The exuberance of the previous book’s ending, raised an expectation – Amish would bring in resounding imagery of the saga of Shiva yet again in the second of the trilogy. What has it done to me? It made me impatient. I HAD to read the book as in NOW – and so I did. Bought the book within a week of release and reading it in 5 hrs flat !! Its a different story (a lazy one) that I wrote the review later. The book is fast paced – though there are places where the adventures drag, however, they are an essential part of the book.
Looking back at the book – There are several pages on Shiva’s retrospection, a large section is on the journey from Kashi to Panchvati and of course the crux of the book – the revelation of the Nagas!! The secret is endearing and so well bound in Indian mythology and the human-ness of Gods! The stories are well connected !! There is a fantastic interweaving of our Indian mythical folklore and a fictional world – where mortals are made immortals (thanks to Somras – wish there was one such possible), the deformed are either terminated or ostracized, powerful people conspire, secrets are closely guarded, and yes there is playful lust too ! (yeh kahaani bahut filmi hai!!).
Several Characters get introduced in this part – Kali, Sati’s deformed sister, Ganesh, Sati’s deformed first born, Kartik, her second son and Shiva’s first. So while we all have lived on the fact that Shiva in a state of anger kills Ganesh and Brahma revives him using the head of an elephant – this book brings a much more human angle to the Elephant God. He was born deformed with a face of an elephant!!
My analysis: Was this a side affect of the Somras? Even Sati was administered the Somras when she was pregnant with Ganesh. So does the somras have negative side effect on some genes? Even the blue throat – “Neelkanth” – was a side effect of the somras, when it was administered on Shiva (in the first book)!! Or was it genetic – Sati’s sister Kali was also born deformed – Sati was not….so stories made more interesting. Maybe a book on analogies would be next.
A lot of time is spent in travelling – that is where the book starts to get waylaid a bit. So there is this time spent in making Ships to travel to Branga, and then to a jungle where we encounter a Vasudev turned bandit named Parshuram. This is yet another smart reference to our Hindu Mythology of Vishnu’s avatars. So the travel time is long – somehow kept interesting with interspersed parallel stories running, but I guess some more pages could have been spent on the characters!! The secrets have been revealed strategically, and some of the revelations come deep in the story.
A reference to the next book in the trilogy is subtly made – Vayuputra’s – sons of the Wind God is it?

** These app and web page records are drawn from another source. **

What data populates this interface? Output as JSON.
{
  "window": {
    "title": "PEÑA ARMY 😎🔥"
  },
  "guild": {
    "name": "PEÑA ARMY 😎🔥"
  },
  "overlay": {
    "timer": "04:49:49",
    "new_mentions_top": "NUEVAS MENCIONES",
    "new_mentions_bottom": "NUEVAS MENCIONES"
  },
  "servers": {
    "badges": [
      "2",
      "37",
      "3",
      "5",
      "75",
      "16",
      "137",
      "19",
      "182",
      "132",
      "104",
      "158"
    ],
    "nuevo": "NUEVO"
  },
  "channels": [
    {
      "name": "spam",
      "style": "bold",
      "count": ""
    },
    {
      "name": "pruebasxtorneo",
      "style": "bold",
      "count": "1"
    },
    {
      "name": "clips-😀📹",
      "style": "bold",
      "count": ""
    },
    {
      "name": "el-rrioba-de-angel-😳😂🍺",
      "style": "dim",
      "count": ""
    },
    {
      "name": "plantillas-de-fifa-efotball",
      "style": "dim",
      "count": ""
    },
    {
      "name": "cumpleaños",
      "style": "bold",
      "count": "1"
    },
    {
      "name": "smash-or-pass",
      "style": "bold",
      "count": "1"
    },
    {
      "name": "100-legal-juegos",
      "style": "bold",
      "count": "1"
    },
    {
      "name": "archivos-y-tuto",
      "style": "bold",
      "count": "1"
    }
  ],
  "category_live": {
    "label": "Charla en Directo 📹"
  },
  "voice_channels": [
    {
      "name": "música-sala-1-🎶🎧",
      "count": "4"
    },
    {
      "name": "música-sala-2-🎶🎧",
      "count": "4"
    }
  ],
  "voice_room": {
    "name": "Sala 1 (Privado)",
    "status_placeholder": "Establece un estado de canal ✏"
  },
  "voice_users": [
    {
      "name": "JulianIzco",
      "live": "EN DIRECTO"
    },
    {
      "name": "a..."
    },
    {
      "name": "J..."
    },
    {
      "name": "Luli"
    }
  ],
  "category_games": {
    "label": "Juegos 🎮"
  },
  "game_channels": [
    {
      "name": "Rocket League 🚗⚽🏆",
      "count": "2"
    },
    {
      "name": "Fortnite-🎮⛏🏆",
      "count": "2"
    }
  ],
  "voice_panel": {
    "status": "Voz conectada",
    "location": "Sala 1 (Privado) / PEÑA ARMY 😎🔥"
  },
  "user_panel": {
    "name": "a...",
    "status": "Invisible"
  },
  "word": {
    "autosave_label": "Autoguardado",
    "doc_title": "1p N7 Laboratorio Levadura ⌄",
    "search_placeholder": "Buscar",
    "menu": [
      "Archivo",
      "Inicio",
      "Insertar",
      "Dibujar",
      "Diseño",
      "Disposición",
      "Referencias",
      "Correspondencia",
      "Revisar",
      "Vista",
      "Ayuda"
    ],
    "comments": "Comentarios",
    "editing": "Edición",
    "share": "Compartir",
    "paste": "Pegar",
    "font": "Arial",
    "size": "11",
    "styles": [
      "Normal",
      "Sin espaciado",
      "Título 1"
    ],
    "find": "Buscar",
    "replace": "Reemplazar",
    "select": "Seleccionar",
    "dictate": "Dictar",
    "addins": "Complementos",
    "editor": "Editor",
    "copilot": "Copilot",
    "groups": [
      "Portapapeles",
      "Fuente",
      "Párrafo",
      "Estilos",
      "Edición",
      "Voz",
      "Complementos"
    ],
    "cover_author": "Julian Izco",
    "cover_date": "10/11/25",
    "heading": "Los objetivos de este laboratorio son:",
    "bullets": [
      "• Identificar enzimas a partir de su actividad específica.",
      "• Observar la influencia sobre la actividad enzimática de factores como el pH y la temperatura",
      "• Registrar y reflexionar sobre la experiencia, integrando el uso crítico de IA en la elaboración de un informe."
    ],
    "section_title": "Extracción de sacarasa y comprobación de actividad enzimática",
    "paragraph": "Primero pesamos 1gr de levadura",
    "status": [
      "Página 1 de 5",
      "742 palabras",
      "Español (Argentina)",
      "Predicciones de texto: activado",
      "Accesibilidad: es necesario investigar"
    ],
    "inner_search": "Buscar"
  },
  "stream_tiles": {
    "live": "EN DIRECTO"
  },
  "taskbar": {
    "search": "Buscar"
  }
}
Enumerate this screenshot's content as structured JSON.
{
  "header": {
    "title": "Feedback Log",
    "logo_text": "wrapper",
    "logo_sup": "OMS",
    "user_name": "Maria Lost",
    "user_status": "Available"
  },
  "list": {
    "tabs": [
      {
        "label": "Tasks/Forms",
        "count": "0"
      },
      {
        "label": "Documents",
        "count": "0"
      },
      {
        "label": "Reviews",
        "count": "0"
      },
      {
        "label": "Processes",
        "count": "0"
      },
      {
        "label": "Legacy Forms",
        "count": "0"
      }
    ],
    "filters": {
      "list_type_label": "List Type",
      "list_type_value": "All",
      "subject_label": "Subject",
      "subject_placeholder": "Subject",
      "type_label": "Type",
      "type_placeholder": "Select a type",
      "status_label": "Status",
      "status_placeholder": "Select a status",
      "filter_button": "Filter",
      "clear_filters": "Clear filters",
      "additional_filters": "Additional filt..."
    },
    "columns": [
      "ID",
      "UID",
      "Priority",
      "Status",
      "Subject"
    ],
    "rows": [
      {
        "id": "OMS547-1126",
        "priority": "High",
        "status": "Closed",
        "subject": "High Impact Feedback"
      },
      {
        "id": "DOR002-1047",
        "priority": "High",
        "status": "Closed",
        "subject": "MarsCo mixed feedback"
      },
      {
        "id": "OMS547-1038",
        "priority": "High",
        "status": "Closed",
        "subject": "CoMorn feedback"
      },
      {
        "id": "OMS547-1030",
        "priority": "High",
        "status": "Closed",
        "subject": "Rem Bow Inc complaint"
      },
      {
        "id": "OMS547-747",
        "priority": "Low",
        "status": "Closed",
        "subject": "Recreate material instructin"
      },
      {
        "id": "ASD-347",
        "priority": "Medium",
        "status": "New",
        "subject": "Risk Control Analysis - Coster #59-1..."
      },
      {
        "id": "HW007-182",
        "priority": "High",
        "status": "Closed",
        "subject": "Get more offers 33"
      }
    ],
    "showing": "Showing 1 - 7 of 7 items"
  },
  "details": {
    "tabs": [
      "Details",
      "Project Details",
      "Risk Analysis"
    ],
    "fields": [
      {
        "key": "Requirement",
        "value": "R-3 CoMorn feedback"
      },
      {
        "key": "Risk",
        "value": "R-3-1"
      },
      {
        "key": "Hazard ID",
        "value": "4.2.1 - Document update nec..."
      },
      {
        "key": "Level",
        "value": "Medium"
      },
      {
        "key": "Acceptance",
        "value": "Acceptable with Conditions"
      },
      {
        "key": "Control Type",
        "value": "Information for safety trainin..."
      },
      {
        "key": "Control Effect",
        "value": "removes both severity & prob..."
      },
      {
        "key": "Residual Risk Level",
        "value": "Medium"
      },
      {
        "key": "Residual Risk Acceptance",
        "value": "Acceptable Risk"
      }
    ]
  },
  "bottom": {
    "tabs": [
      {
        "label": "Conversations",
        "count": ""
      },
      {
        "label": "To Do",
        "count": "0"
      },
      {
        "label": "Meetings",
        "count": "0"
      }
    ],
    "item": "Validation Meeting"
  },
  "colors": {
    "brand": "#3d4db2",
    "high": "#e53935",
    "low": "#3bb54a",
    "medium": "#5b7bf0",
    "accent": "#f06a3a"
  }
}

Another thing I noticed about these books by Amish – they are very script-like – with a flavour and hint of someone picking the movie rights to these. These IIMs and IIT grads seems to have this thing in common. Very business like !! Coincidentally, while I write about this, there are rumours that Karan Johar will make this into a movie. So will we see Shahrukh as Shiva, – (how will he enact the Nataraj dance?), Kareena as Sati and Kali (a double role??), a medley of songs, amidst heartbreak and sobs??